Start of Block
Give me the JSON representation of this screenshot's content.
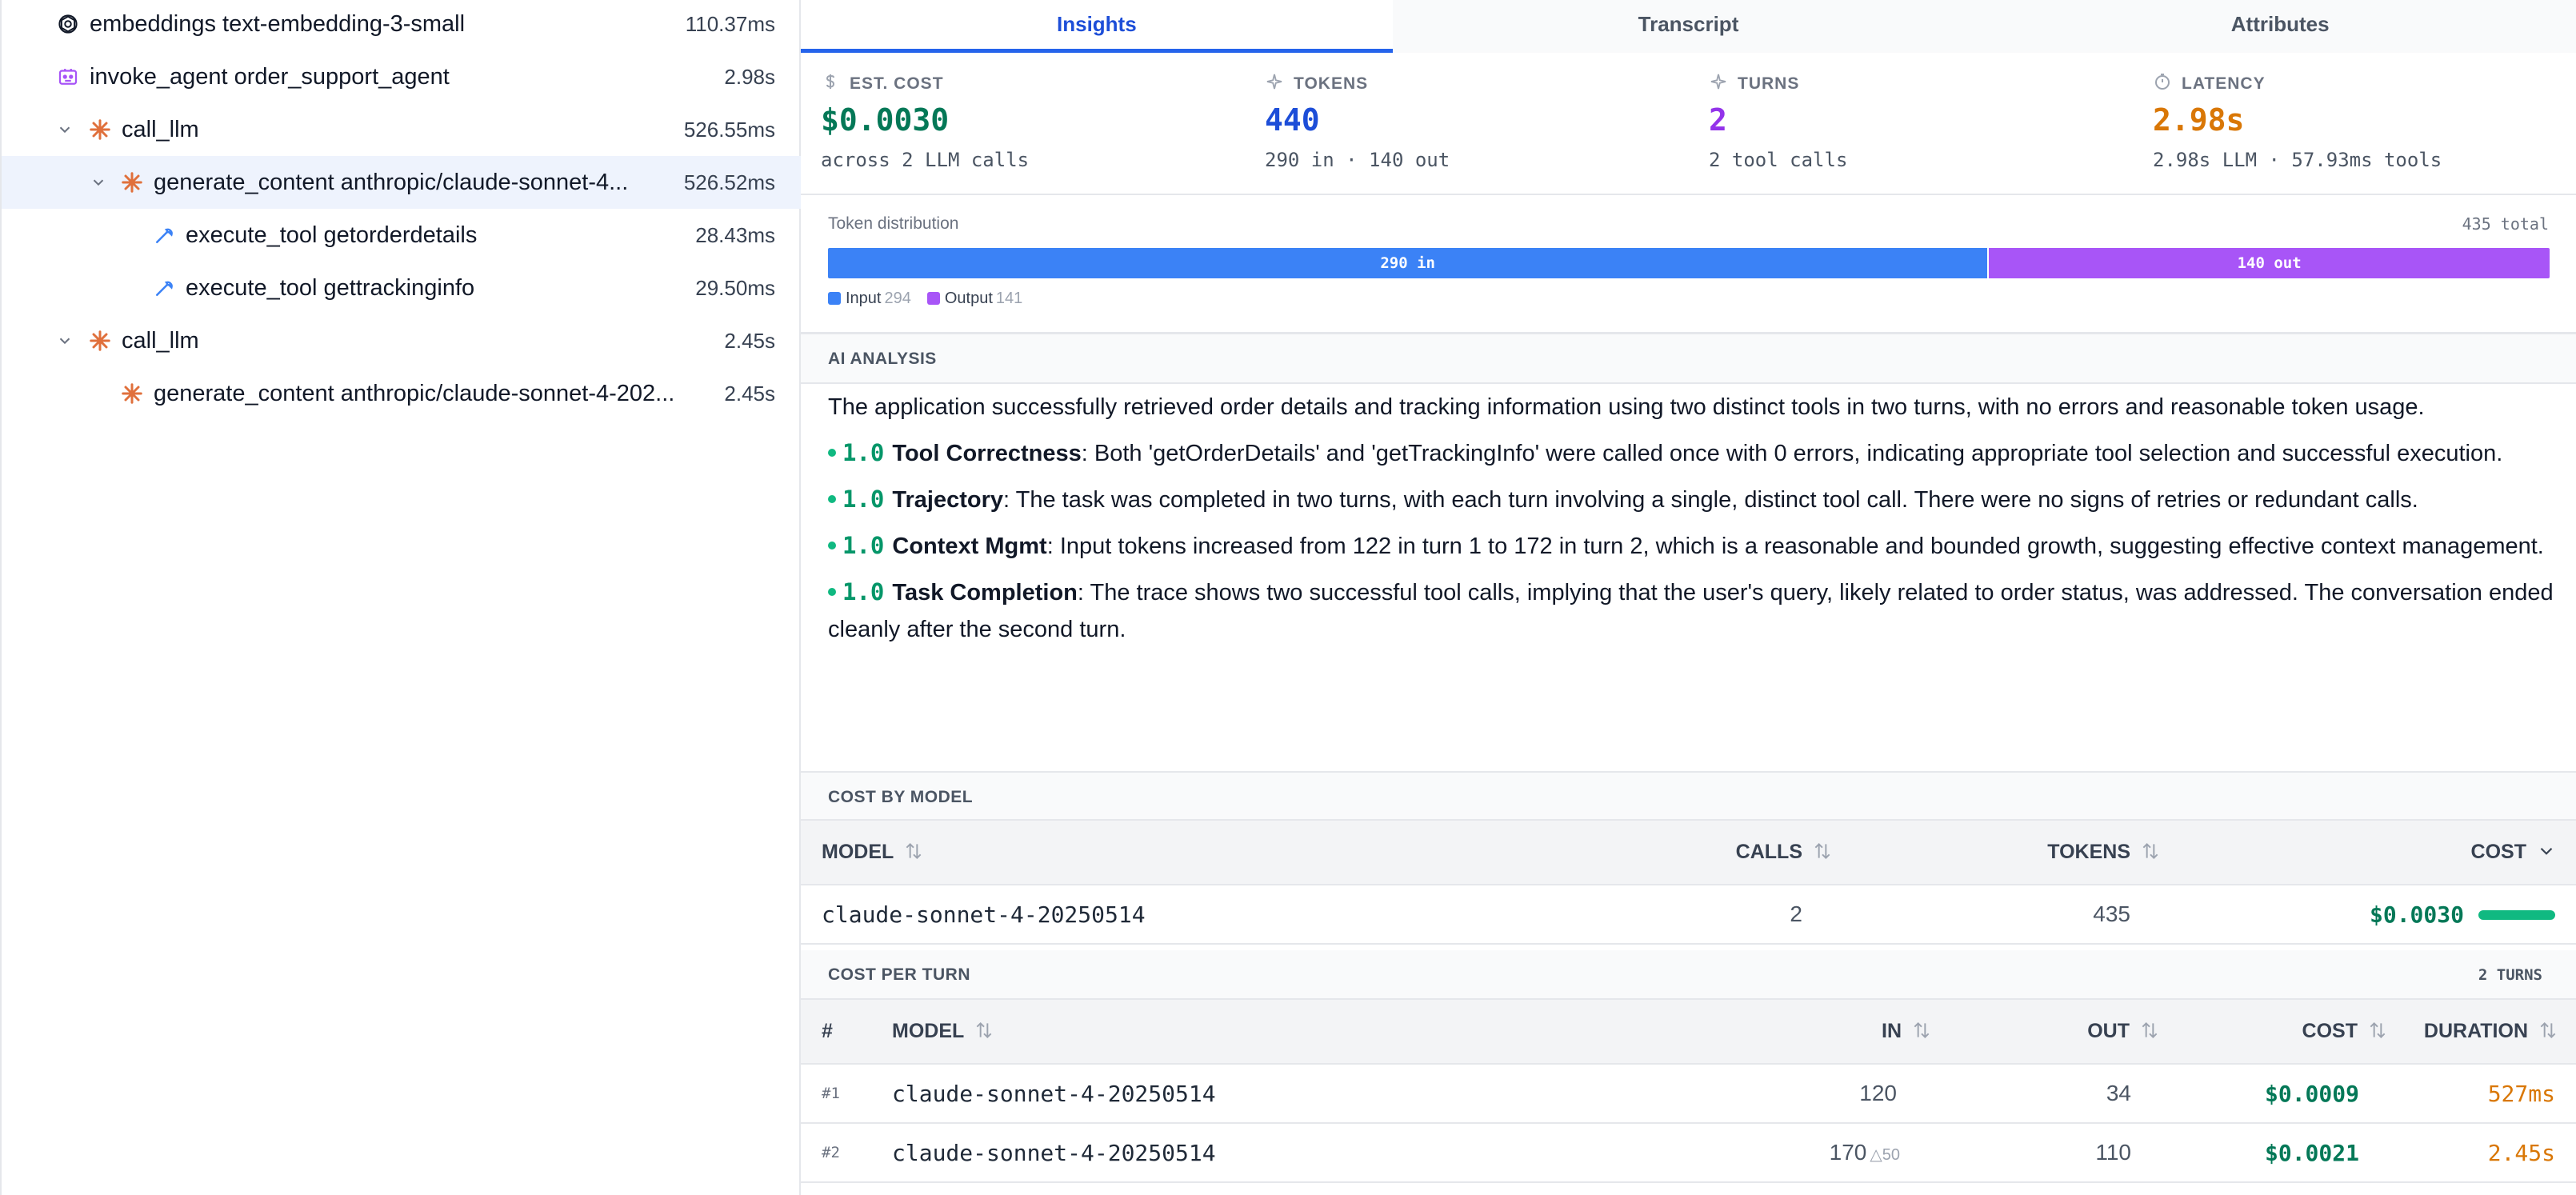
{
  "tree": [
    {
      "label": "embeddings text-embedding-3-small",
      "duration": "110.37ms",
      "icon": "openai-icon",
      "chevron": false
    },
    {
      "label": "invoke_agent order_support_agent",
      "duration": "2.98s",
      "icon": "agent-icon",
      "chevron": false
    },
    {
      "label": "call_llm",
      "duration": "526.55ms",
      "icon": "anthropic-icon",
      "chevron": true
    },
    {
      "label": "generate_content anthropic/claude-sonnet-4...",
      "duration": "526.52ms",
      "icon": "anthropic-icon",
      "chevron": true,
      "selected": true
    },
    {
      "label": "execute_tool getorderdetails",
      "duration": "28.43ms",
      "icon": "wrench-icon",
      "chevron": false
    },
    {
      "label": "execute_tool gettrackinginfo",
      "duration": "29.50ms",
      "icon": "wrench-icon",
      "chevron": false
    },
    {
      "label": "call_llm",
      "duration": "2.45s",
      "icon": "anthropic-icon",
      "chevron": true
    },
    {
      "label": "generate_content anthropic/claude-sonnet-4-202...",
      "duration": "2.45s",
      "icon": "anthropic-icon",
      "chevron": false
    }
  ],
  "tabs": [
    "Insights",
    "Transcript",
    "Attributes"
  ],
  "metrics": [
    {
      "label": "EST. COST",
      "value": "$0.0030",
      "sub": "across 2 LLM calls",
      "color": "#047857",
      "icon": "dollar-icon"
    },
    {
      "label": "TOKENS",
      "value": "440",
      "sub": "290 in · 140 out",
      "color": "#1d4ed8",
      "icon": "sparkle-icon"
    },
    {
      "label": "TURNS",
      "value": "2",
      "sub": "2 tool calls",
      "color": "#9333ea",
      "icon": "sparkle-icon"
    },
    {
      "label": "LATENCY",
      "value": "2.98s",
      "sub": "2.98s LLM · 57.93ms tools",
      "color": "#d97706",
      "icon": "timer-icon"
    }
  ],
  "token_distribution": {
    "label": "Token distribution",
    "total": "435 total",
    "in_label": "290 in",
    "out_label": "140 out",
    "in_fraction": 0.6744,
    "legend_input": "Input",
    "legend_input_value": "294",
    "legend_output": "Output",
    "legend_output_value": "141",
    "colors": {
      "input": "#3b82f6",
      "output": "#a855f7"
    }
  },
  "analysis": {
    "title": "AI ANALYSIS",
    "summary": "The application successfully retrieved order details and tracking information using two distinct tools in two turns, with no errors and reasonable token usage.",
    "items": [
      {
        "score": "1.0",
        "name": "Tool Correctness",
        "text": ": Both 'getOrderDetails' and 'getTrackingInfo' were called once with 0 errors, indicating appropriate tool selection and successful execution."
      },
      {
        "score": "1.0",
        "name": "Trajectory",
        "text": ": The task was completed in two turns, with each turn involving a single, distinct tool call. There were no signs of retries or redundant calls."
      },
      {
        "score": "1.0",
        "name": "Context Mgmt",
        "text": ": Input tokens increased from 122 in turn 1 to 172 in turn 2, which is a reasonable and bounded growth, suggesting effective context management."
      },
      {
        "score": "1.0",
        "name": "Task Completion",
        "text": ": The trace shows two successful tool calls, implying that the user's query, likely related to order status, was addressed. The conversation ended cleanly after the second turn."
      }
    ]
  },
  "cost_by_model": {
    "title": "COST BY MODEL",
    "columns": [
      "MODEL",
      "CALLS",
      "TOKENS",
      "COST"
    ],
    "rows": [
      {
        "model": "claude-sonnet-4-20250514",
        "calls": "2",
        "tokens": "435",
        "cost": "$0.0030"
      }
    ]
  },
  "cost_per_turn": {
    "title": "COST PER TURN",
    "badge": "2 TURNS",
    "columns": [
      "#",
      "MODEL",
      "IN",
      "OUT",
      "COST",
      "DURATION"
    ],
    "rows": [
      {
        "num": "#1",
        "model": "claude-sonnet-4-20250514",
        "in": "120",
        "delta": "",
        "out": "34",
        "cost": "$0.0009",
        "duration": "527ms"
      },
      {
        "num": "#2",
        "model": "claude-sonnet-4-20250514",
        "in": "170",
        "delta": "△50",
        "out": "110",
        "cost": "$0.0021",
        "duration": "2.45s"
      }
    ]
  }
}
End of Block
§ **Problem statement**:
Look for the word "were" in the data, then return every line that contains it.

§ **Answer to this exercise**:
        "text": ": Both 'getOrderDetails' and 'getTrackingInfo' were called once with 0 errors, indicating appropriate tool selection and successful execution."
        "text": ": The task was completed in two turns, with each turn involving a single, distinct tool call. There were no signs of retries or redundant calls."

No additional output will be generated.